Segment Start: Given entries

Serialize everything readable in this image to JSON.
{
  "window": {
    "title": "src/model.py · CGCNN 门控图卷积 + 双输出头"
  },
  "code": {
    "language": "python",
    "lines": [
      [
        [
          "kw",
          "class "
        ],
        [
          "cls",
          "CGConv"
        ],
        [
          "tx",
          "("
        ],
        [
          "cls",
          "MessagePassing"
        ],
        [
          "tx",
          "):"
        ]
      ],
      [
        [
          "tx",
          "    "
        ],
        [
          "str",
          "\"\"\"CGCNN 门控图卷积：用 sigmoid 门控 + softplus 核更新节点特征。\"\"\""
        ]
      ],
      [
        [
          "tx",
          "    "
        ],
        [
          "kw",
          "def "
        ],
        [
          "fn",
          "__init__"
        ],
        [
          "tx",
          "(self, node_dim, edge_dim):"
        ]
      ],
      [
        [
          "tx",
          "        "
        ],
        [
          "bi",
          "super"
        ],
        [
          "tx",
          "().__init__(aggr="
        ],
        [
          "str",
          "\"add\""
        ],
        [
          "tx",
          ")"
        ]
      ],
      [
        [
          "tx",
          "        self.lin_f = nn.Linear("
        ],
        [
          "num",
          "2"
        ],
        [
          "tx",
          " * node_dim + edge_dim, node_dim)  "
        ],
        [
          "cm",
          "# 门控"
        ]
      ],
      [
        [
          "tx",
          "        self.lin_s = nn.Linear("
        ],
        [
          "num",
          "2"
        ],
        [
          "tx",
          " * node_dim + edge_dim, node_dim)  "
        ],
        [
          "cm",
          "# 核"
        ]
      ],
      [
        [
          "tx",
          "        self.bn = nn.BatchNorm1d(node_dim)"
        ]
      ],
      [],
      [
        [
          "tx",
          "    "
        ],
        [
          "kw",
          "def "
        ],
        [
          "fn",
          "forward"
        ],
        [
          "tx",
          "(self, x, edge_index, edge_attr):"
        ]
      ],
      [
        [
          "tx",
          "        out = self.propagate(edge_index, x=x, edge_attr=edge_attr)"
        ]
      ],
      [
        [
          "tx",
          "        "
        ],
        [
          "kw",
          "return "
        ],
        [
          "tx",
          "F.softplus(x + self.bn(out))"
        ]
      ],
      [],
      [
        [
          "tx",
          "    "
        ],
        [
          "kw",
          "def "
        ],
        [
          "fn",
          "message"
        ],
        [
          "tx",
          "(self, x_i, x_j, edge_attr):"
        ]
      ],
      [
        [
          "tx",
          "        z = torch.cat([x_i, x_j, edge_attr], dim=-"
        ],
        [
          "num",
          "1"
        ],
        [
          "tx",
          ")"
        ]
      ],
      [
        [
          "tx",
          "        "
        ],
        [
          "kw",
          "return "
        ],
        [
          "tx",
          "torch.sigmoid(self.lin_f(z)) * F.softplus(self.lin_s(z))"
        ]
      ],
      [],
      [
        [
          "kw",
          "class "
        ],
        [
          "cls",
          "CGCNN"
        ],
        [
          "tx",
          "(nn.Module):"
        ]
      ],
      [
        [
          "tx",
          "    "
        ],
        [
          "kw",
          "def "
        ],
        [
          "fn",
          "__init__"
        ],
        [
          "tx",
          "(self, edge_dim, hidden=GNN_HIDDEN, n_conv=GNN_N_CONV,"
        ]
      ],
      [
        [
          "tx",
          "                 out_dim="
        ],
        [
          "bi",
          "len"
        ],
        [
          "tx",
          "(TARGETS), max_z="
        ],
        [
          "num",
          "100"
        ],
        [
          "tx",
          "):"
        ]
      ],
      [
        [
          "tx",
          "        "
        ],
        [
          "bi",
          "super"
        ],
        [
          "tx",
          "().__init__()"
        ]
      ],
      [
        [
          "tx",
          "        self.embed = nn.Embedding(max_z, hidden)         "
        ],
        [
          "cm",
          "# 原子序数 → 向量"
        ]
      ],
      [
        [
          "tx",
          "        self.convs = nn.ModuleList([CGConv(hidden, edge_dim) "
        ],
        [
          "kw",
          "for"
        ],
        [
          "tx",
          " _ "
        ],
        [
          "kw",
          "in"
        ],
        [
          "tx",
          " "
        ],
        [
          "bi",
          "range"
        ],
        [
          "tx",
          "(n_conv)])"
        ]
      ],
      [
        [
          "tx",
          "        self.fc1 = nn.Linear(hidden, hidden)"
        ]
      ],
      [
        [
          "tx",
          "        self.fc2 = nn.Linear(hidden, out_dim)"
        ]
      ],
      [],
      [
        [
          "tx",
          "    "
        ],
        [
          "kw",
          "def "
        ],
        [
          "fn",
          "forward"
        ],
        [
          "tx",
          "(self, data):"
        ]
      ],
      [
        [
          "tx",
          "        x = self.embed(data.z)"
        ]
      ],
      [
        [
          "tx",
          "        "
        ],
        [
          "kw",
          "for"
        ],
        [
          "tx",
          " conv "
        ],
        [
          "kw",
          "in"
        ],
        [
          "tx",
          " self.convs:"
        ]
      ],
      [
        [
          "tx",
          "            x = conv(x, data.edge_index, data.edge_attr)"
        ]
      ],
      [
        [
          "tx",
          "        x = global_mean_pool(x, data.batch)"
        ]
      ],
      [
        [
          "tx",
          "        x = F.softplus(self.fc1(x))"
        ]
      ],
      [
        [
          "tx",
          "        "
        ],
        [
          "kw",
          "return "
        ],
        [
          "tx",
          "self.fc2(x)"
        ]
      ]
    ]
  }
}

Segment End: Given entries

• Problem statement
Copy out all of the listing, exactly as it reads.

• Task solution
Serialize everything readable in this image to JSON.
{
  "window": {
    "title": "src/model.py · CGCNN 门控图卷积 + 双输出头"
  },
  "code": {
    "language": "python",
    "lines": [
      [
        [
          "kw",
          "class "
        ],
        [
          "cls",
          "CGConv"
        ],
        [
          "tx",
          "("
        ],
        [
          "cls",
          "MessagePassing"
        ],
        [
          "tx",
          "):"
        ]
      ],
      [
        [
          "tx",
          "    "
        ],
        [
          "str",
          "\"\"\"CGCNN 门控图卷积：用 sigmoid 门控 + softplus 核更新节点特征。\"\"\""
        ]
      ],
      [
        [
          "tx",
          "    "
        ],
        [
          "kw",
          "def "
        ],
        [
          "fn",
          "__init__"
        ],
        [
          "tx",
          "(self, node_dim, edge_dim):"
        ]
      ],
      [
        [
          "tx",
          "        "
        ],
        [
          "bi",
          "super"
        ],
        [
          "tx",
          "().__init__(aggr="
        ],
        [
          "str",
          "\"add\""
        ],
        [
          "tx",
          ")"
        ]
      ],
      [
        [
          "tx",
          "        self.lin_f = nn.Linear("
        ],
        [
          "num",
          "2"
        ],
        [
          "tx",
          " * node_dim + edge_dim, node_dim)  "
        ],
        [
          "cm",
          "# 门控"
        ]
      ],
      [
        [
          "tx",
          "        self.lin_s = nn.Linear("
        ],
        [
          "num",
          "2"
        ],
        [
          "tx",
          " * node_dim + edge_dim, node_dim)  "
        ],
        [
          "cm",
          "# 核"
        ]
      ],
      [
        [
          "tx",
          "        self.bn = nn.BatchNorm1d(node_dim)"
        ]
      ],
      [],
      [
        [
          "tx",
          "    "
        ],
        [
          "kw",
          "def "
        ],
        [
          "fn",
          "forward"
        ],
        [
          "tx",
          "(self, x, edge_index, edge_attr):"
        ]
      ],
      [
        [
          "tx",
          "        out = self.propagate(edge_index, x=x, edge_attr=edge_attr)"
        ]
      ],
      [
        [
          "tx",
          "        "
        ],
        [
          "kw",
          "return "
        ],
        [
          "tx",
          "F.softplus(x + self.bn(out))"
        ]
      ],
      [],
      [
        [
          "tx",
          "    "
        ],
        [
          "kw",
          "def "
        ],
        [
          "fn",
          "message"
        ],
        [
          "tx",
          "(self, x_i, x_j, edge_attr):"
        ]
      ],
      [
        [
          "tx",
          "        z = torch.cat([x_i, x_j, edge_attr], dim=-"
        ],
        [
          "num",
          "1"
        ],
        [
          "tx",
          ")"
        ]
      ],
      [
        [
          "tx",
          "        "
        ],
        [
          "kw",
          "return "
        ],
        [
          "tx",
          "torch.sigmoid(self.lin_f(z)) * F.softplus(self.lin_s(z))"
        ]
      ],
      [],
      [
        [
          "kw",
          "class "
        ],
        [
          "cls",
          "CGCNN"
        ],
        [
          "tx",
          "(nn.Module):"
        ]
      ],
      [
        [
          "tx",
          "    "
        ],
        [
          "kw",
          "def "
        ],
        [
          "fn",
          "__init__"
        ],
        [
          "tx",
          "(self, edge_dim, hidden=GNN_HIDDEN, n_conv=GNN_N_CONV,"
        ]
      ],
      [
        [
          "tx",
          "                 out_dim="
        ],
        [
          "bi",
          "len"
        ],
        [
          "tx",
          "(TARGETS), max_z="
        ],
        [
          "num",
          "100"
        ],
        [
          "tx",
          "):"
        ]
      ],
      [
        [
          "tx",
          "        "
        ],
        [
          "bi",
          "super"
        ],
        [
          "tx",
          "().__init__()"
        ]
      ],
      [
        [
          "tx",
          "        self.embed = nn.Embedding(max_z, hidden)         "
        ],
        [
          "cm",
          "# 原子序数 → 向量"
        ]
      ],
      [
        [
          "tx",
          "        self.convs = nn.ModuleList([CGConv(hidden, edge_dim) "
        ],
        [
          "kw",
          "for"
        ],
        [
          "tx",
          " _ "
        ],
        [
          "kw",
          "in"
        ],
        [
          "tx",
          " "
        ],
        [
          "bi",
          "range"
        ],
        [
          "tx",
          "(n_conv)])"
        ]
      ],
      [
        [
          "tx",
          "        self.fc1 = nn.Linear(hidden, hidden)"
        ]
      ],
      [
        [
          "tx",
          "        self.fc2 = nn.Linear(hidden, out_dim)"
        ]
      ],
      [],
      [
        [
          "tx",
          "    "
        ],
        [
          "kw",
          "def "
        ],
        [
          "fn",
          "forward"
        ],
        [
          "tx",
          "(self, data):"
        ]
      ],
      [
        [
          "tx",
          "        x = self.embed(data.z)"
        ]
      ],
      [
        [
          "tx",
          "        "
        ],
        [
          "kw",
          "for"
        ],
        [
          "tx",
          " conv "
        ],
        [
          "kw",
          "in"
        ],
        [
          "tx",
          " self.convs:"
        ]
      ],
      [
        [
          "tx",
          "            x = conv(x, data.edge_index, data.edge_attr)"
        ]
      ],
      [
        [
          "tx",
          "        x = global_mean_pool(x, data.batch)"
        ]
      ],
      [
        [
          "tx",
          "        x = F.softplus(self.fc1(x))"
        ]
      ],
      [
        [
          "tx",
          "        "
        ],
        [
          "kw",
          "return "
        ],
        [
          "tx",
          "self.fc2(x)"
        ]
      ]
    ]
  }
}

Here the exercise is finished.